The New York Times reported on the Vantablack watches, which are being sold by Swiss luxury watch producer, H. Moser & Cie. H. Moser & Cie is, for those who haven’t already guessed, a ridiculously upscale watch company; it’s so prestigious, in fact, that it tailors to the likes of “Russian princes and members of the Russian Imperial Court.” For reference, many of the ultra-upscale watches offered by the company cost tens of thousands of dollars, and are made out of materials like hand-stitched alligator leather, 18-carat gold, and brilliant-cut diamonds.
Quite possibly the darkest Tourbillon ever made: Introducing the Endeavour Tourbillon Concept Vantablack, marking the first time that a tourbillon has been paired with the blackest material known to man. Limited to 50 pieces in white gold. pic.twitter.com/I5oXzklhqs
— H. Moser & Cie (@HMoserCie) December 9, 2019
The company’s Vantablack series of watches consists of four different models as of right now: the $35,000 Endeavour Perpetual Moon Concept; the $27,600 Venturer Concept Vantablack; the $54,000 version of the Venturer containing 313 diamonds, and this brand new $75,000 Endeavour Tourbillon Concept Vantablack. (The Moon Concept is definitely the most dazzling, but it was a limited-edition and sold out quickly. Not that that matters for most of us anyway.)
For those unfamiliar with Vantablack, it’s a patented material—only available from the UK-based company, Surrey NanoSystems—that’s able to absorb 99.96 percent of the visible light that interacts with it. The material is able to pull off this black hole trompe l’oeil by trapping photons in a tiny “forest” of carbon nanotubes, and subsequently turning them into heat before they can be reflected back out. This occurs because the photons enter the forest of (relatively) tall nanotubes, and simply bounce around before dissipating as heat.
A video showcasing H. Moser & Cie’s $75,000 Endeavour Tourbillon Concept Vantablack watch.
Despite the astronomical price tag on these watches, all hope is not lost for we normies who want to paint things blacker than black. The Times says that “H. Moser & Cie. has no plans to introduce more ‘black hole’ watches anytime soon,” but Surrey Nanosystems is apparently champing at the bit to spray its trademark color on tons of other objects. According to the company’s Wiki, Vantablack can be used to aid telescopes in space and on the ground, improve the performance of solar panels, and even provide “thermal camouflage” for military personnel. Which seems like an important application, although obviously not one H. Moser & Cie customers care about. Anybody who’s going to spend $75,000 on a watch probably wants everything but a small part of their wrist to be seen by literally everyone they come across.

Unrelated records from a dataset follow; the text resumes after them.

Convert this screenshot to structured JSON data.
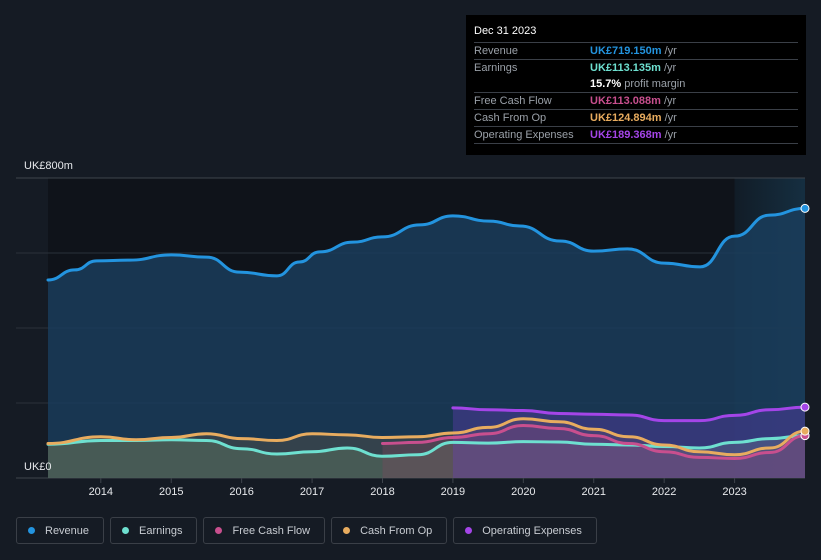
{
  "tooltip": {
    "date": "Dec 31 2023",
    "rows": [
      {
        "label": "Revenue",
        "value": "UK£719.150m",
        "unit": "/yr",
        "color": "#2394df"
      },
      {
        "label": "Earnings",
        "value": "UK£113.135m",
        "unit": "/yr",
        "color": "#6ee0d0"
      },
      {
        "label": "",
        "value": "15.7%",
        "unit": "profit margin",
        "color": "#ffffff"
      },
      {
        "label": "Free Cash Flow",
        "value": "UK£113.088m",
        "unit": "/yr",
        "color": "#c84f8e"
      },
      {
        "label": "Cash From Op",
        "value": "UK£124.894m",
        "unit": "/yr",
        "color": "#e8ac5f"
      },
      {
        "label": "Operating Expenses",
        "value": "UK£189.368m",
        "unit": "/yr",
        "color": "#a445e8"
      }
    ]
  },
  "legend": [
    {
      "label": "Revenue",
      "color": "#2394df"
    },
    {
      "label": "Earnings",
      "color": "#6ee0d0"
    },
    {
      "label": "Free Cash Flow",
      "color": "#c84f8e"
    },
    {
      "label": "Cash From Op",
      "color": "#e8ac5f"
    },
    {
      "label": "Operating Expenses",
      "color": "#a445e8"
    }
  ],
  "chart_data": {
    "type": "area",
    "title": "",
    "xlabel": "",
    "ylabel": "",
    "ylim": [
      0,
      800
    ],
    "xlim": [
      2013.25,
      2024.0
    ],
    "y_tick_labels": [
      {
        "value": 800,
        "label": "UK£800m"
      },
      {
        "value": 0,
        "label": "UK£0"
      }
    ],
    "gridlines_y": [
      0,
      200,
      400,
      600,
      800
    ],
    "x_ticks": [
      2014,
      2015,
      2016,
      2017,
      2018,
      2019,
      2020,
      2021,
      2022,
      2023
    ],
    "highlight_from": 2023.0,
    "series": [
      {
        "name": "Revenue",
        "color": "#2394df",
        "x": [
          2013.25,
          2013.63,
          2013.94,
          2014.41,
          2015.0,
          2015.5,
          2015.97,
          2016.5,
          2016.82,
          2017.11,
          2017.58,
          2018.0,
          2018.53,
          2019.0,
          2019.52,
          2019.95,
          2020.52,
          2021.0,
          2021.48,
          2022.0,
          2022.51,
          2023.0,
          2023.5,
          2024.0
        ],
        "values": [
          528,
          555,
          579,
          581,
          595,
          589,
          549,
          539,
          576,
          603,
          629,
          643,
          675,
          699,
          685,
          672,
          632,
          605,
          611,
          573,
          563,
          645,
          701,
          719
        ]
      },
      {
        "name": "Earnings",
        "color": "#6ee0d0",
        "x": [
          2013.25,
          2014.0,
          2014.5,
          2015.0,
          2015.5,
          2016.0,
          2016.5,
          2017.0,
          2017.5,
          2018.0,
          2018.5,
          2019.0,
          2019.5,
          2020.0,
          2020.5,
          2021.0,
          2021.5,
          2022.0,
          2022.5,
          2023.0,
          2023.5,
          2024.0
        ],
        "values": [
          90,
          100,
          100,
          102,
          100,
          78,
          64,
          70,
          80,
          58,
          62,
          95,
          93,
          97,
          96,
          90,
          88,
          84,
          80,
          95,
          105,
          113
        ]
      },
      {
        "name": "Free Cash Flow",
        "color": "#c84f8e",
        "x": [
          2018.0,
          2018.5,
          2019.0,
          2019.5,
          2020.0,
          2020.5,
          2021.0,
          2021.5,
          2022.0,
          2022.5,
          2023.0,
          2023.5,
          2024.0
        ],
        "values": [
          92,
          95,
          108,
          118,
          140,
          132,
          113,
          92,
          70,
          55,
          52,
          68,
          113
        ]
      },
      {
        "name": "Cash From Op",
        "color": "#e8ac5f",
        "x": [
          2013.25,
          2014.0,
          2014.5,
          2015.0,
          2015.5,
          2016.0,
          2016.5,
          2017.0,
          2017.5,
          2018.0,
          2018.5,
          2019.0,
          2019.5,
          2020.0,
          2020.5,
          2021.0,
          2021.5,
          2022.0,
          2022.5,
          2023.0,
          2023.5,
          2024.0
        ],
        "values": [
          92,
          110,
          102,
          108,
          118,
          105,
          100,
          118,
          115,
          108,
          110,
          120,
          135,
          158,
          150,
          130,
          110,
          88,
          70,
          62,
          80,
          125
        ]
      },
      {
        "name": "Operating Expenses",
        "color": "#a445e8",
        "x": [
          2019.0,
          2019.5,
          2020.0,
          2020.5,
          2021.0,
          2021.5,
          2022.0,
          2022.5,
          2023.0,
          2023.5,
          2024.0
        ],
        "values": [
          187,
          182,
          180,
          172,
          170,
          168,
          153,
          153,
          167,
          182,
          189
        ]
      }
    ]
  }
}
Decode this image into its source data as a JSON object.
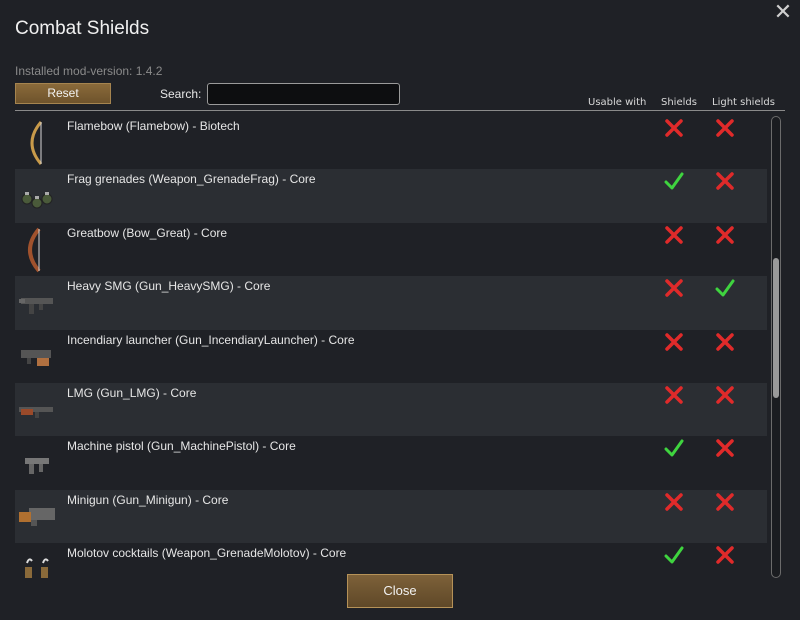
{
  "window": {
    "title": "Combat Shields",
    "close_glyph": "✕",
    "close_icon": "close-icon"
  },
  "version_text": "Installed mod-version: 1.4.2",
  "reset_label": "Reset",
  "search": {
    "label": "Search:",
    "value": "",
    "placeholder": ""
  },
  "columns": {
    "usable_with": "Usable with",
    "shields": "Shields",
    "light_shields": "Light shields"
  },
  "colors": {
    "check": "#3fd43f",
    "cross": "#e02a2a",
    "button": "#7d6139"
  },
  "weapons": [
    {
      "label": "Flamebow (Flamebow) - Biotech",
      "icon": "bow-icon",
      "shields": false,
      "light_shields": false
    },
    {
      "label": "Frag grenades (Weapon_GrenadeFrag) - Core",
      "icon": "grenade-icon",
      "shields": true,
      "light_shields": false
    },
    {
      "label": "Greatbow (Bow_Great) - Core",
      "icon": "greatbow-icon",
      "shields": false,
      "light_shields": false
    },
    {
      "label": "Heavy SMG (Gun_HeavySMG) - Core",
      "icon": "smg-icon",
      "shields": false,
      "light_shields": true
    },
    {
      "label": "Incendiary launcher (Gun_IncendiaryLauncher) - Core",
      "icon": "launcher-icon",
      "shields": false,
      "light_shields": false
    },
    {
      "label": "LMG (Gun_LMG) - Core",
      "icon": "lmg-icon",
      "shields": false,
      "light_shields": false
    },
    {
      "label": "Machine pistol (Gun_MachinePistol) - Core",
      "icon": "pistol-icon",
      "shields": true,
      "light_shields": false
    },
    {
      "label": "Minigun (Gun_Minigun) - Core",
      "icon": "minigun-icon",
      "shields": false,
      "light_shields": false
    },
    {
      "label": "Molotov cocktails (Weapon_GrenadeMolotov) - Core",
      "icon": "molotov-icon",
      "shields": true,
      "light_shields": false
    }
  ],
  "close_label": "Close"
}
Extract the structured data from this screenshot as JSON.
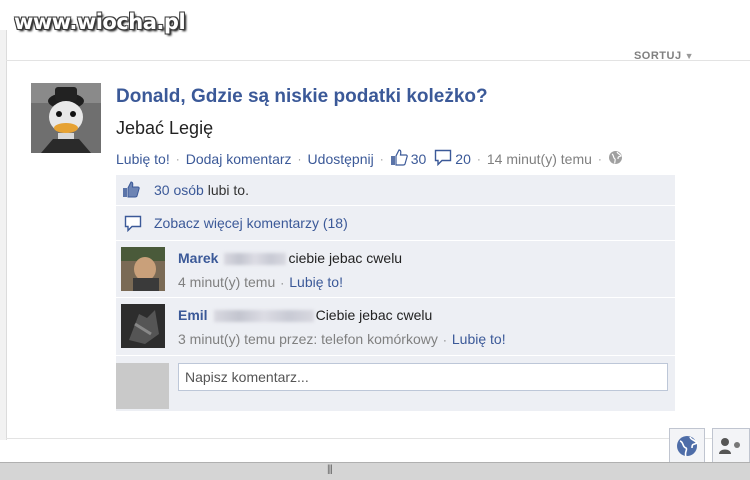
{
  "watermark": {
    "text": "www.wiocha.pl"
  },
  "feed": {
    "sort_label": "SORTUJ"
  },
  "post": {
    "title": "Donald, Gdzie są niskie podatki koleżko?",
    "text": "Jebać Legię",
    "actions": {
      "like": "Lubię to!",
      "comment": "Dodaj komentarz",
      "share": "Udostępnij",
      "likes_count": "30",
      "comments_count": "20",
      "time": "14 minut(y) temu"
    }
  },
  "ufi": {
    "likes_link": "30 osób",
    "likes_suffix": "lubi to.",
    "more_comments": "Zobacz więcej komentarzy (18)",
    "comments": [
      {
        "author": "Marek",
        "text": "ciebie jebac cwelu",
        "time": "4 minut(y) temu",
        "like": "Lubię to!"
      },
      {
        "author": "Emil",
        "text": "Ciebie jebac cwelu",
        "time": "3 minut(y) temu przez: telefon komórkowy",
        "like": "Lubię to!"
      }
    ],
    "composer_placeholder": "Napisz komentarz..."
  },
  "colors": {
    "link": "#3b5998",
    "ufi_bg": "#edeff4",
    "meta": "#808080"
  },
  "icons": [
    "thumbs-up-icon",
    "speech-bubble-icon",
    "globe-icon",
    "chevron-down-icon",
    "friends-icon",
    "grip-icon"
  ]
}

What do you think about these Vantablack watches? Are the designs attractive, or do you prefer materials that reflect back more than .04 percent of the light they interact with? And would you ever drop $75,000 on a watch if you had the means? Give us your deepest, darkest thoughts in the comments!
Images: H Moser & Cie